RECORDS SUPPLIED:
########################################
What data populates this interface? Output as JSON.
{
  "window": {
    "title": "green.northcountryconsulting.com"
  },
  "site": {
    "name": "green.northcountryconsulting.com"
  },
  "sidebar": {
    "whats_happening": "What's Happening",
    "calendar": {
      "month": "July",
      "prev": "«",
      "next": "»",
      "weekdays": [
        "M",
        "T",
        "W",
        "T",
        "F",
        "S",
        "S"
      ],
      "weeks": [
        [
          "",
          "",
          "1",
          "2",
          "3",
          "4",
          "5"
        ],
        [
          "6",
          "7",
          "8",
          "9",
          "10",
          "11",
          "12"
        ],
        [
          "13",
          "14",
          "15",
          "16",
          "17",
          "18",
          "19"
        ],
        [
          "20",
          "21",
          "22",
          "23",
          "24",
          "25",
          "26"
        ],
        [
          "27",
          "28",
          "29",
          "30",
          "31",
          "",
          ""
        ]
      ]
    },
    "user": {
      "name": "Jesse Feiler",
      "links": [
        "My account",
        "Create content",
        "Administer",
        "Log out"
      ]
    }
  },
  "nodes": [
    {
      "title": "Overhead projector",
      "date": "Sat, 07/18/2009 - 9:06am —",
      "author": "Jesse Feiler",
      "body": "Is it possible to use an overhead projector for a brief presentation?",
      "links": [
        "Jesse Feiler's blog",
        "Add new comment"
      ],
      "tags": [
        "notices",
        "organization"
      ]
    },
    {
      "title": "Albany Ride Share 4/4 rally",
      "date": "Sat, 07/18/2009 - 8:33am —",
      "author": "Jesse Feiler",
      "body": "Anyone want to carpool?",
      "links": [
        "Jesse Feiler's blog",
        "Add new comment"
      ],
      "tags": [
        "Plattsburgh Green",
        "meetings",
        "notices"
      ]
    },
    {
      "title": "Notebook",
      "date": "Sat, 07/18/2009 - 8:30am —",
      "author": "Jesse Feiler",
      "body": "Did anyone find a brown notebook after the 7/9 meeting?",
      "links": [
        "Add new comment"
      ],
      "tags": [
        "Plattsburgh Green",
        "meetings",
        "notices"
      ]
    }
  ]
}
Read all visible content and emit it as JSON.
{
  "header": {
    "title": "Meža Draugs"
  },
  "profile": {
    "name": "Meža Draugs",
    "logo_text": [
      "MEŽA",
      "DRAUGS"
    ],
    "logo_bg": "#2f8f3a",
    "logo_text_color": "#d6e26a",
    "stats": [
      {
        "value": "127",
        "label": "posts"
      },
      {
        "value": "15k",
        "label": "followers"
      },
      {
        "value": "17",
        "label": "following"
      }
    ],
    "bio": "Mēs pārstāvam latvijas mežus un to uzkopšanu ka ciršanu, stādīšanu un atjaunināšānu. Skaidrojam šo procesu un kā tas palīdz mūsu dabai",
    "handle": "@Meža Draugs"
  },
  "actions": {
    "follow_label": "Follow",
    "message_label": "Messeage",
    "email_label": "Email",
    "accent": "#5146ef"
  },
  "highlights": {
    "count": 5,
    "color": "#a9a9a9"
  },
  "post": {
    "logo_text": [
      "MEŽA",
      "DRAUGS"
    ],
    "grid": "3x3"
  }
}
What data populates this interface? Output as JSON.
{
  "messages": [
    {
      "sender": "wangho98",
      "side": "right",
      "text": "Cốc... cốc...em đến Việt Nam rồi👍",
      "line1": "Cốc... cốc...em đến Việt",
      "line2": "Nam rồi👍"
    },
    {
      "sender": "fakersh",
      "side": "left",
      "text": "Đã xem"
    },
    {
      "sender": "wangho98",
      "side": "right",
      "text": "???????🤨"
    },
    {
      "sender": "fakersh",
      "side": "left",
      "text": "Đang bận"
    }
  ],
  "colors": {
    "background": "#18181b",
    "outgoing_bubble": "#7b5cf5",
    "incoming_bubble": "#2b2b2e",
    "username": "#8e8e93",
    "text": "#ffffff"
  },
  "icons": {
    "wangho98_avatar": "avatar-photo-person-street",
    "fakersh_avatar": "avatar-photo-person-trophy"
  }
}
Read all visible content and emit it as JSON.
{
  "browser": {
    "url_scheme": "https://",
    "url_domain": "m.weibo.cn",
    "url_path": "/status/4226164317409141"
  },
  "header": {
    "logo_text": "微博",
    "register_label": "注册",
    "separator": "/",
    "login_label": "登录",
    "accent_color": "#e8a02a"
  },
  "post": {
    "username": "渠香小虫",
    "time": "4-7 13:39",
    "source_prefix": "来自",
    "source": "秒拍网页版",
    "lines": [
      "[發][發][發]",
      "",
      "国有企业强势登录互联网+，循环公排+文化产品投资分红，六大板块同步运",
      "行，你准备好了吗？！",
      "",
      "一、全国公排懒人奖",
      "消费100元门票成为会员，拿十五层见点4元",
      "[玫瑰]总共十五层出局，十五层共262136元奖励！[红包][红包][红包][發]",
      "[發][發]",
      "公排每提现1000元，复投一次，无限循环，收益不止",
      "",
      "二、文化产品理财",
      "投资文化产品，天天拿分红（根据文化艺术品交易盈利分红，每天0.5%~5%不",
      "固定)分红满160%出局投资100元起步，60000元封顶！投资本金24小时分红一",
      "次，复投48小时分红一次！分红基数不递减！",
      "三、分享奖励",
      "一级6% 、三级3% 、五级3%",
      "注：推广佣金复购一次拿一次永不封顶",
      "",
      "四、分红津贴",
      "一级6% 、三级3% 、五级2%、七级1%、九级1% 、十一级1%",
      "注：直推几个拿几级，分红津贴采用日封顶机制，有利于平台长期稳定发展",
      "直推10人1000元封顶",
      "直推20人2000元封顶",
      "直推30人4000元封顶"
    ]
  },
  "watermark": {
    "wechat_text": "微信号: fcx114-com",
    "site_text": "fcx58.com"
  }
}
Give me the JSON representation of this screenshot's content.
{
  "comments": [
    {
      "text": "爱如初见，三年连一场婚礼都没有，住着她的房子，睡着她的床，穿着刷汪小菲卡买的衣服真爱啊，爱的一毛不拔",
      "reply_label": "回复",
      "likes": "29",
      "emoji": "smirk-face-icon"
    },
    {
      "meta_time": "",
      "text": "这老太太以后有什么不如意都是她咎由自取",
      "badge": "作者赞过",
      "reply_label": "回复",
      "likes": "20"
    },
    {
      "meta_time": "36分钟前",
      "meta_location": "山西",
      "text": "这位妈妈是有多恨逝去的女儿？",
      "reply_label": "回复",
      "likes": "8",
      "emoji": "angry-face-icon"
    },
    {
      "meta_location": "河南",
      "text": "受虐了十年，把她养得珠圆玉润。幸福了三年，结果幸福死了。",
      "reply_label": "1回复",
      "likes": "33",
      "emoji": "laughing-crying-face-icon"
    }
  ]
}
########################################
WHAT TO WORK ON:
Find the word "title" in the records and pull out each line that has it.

ANSWER TO THE EXERCISE:
    "title": "green.northcountryconsulting.com"
      "title": "Overhead projector",
      "title": "Albany Ride Share 4/4 rally",
      "title": "Notebook",
    "title": "Meža Draugs"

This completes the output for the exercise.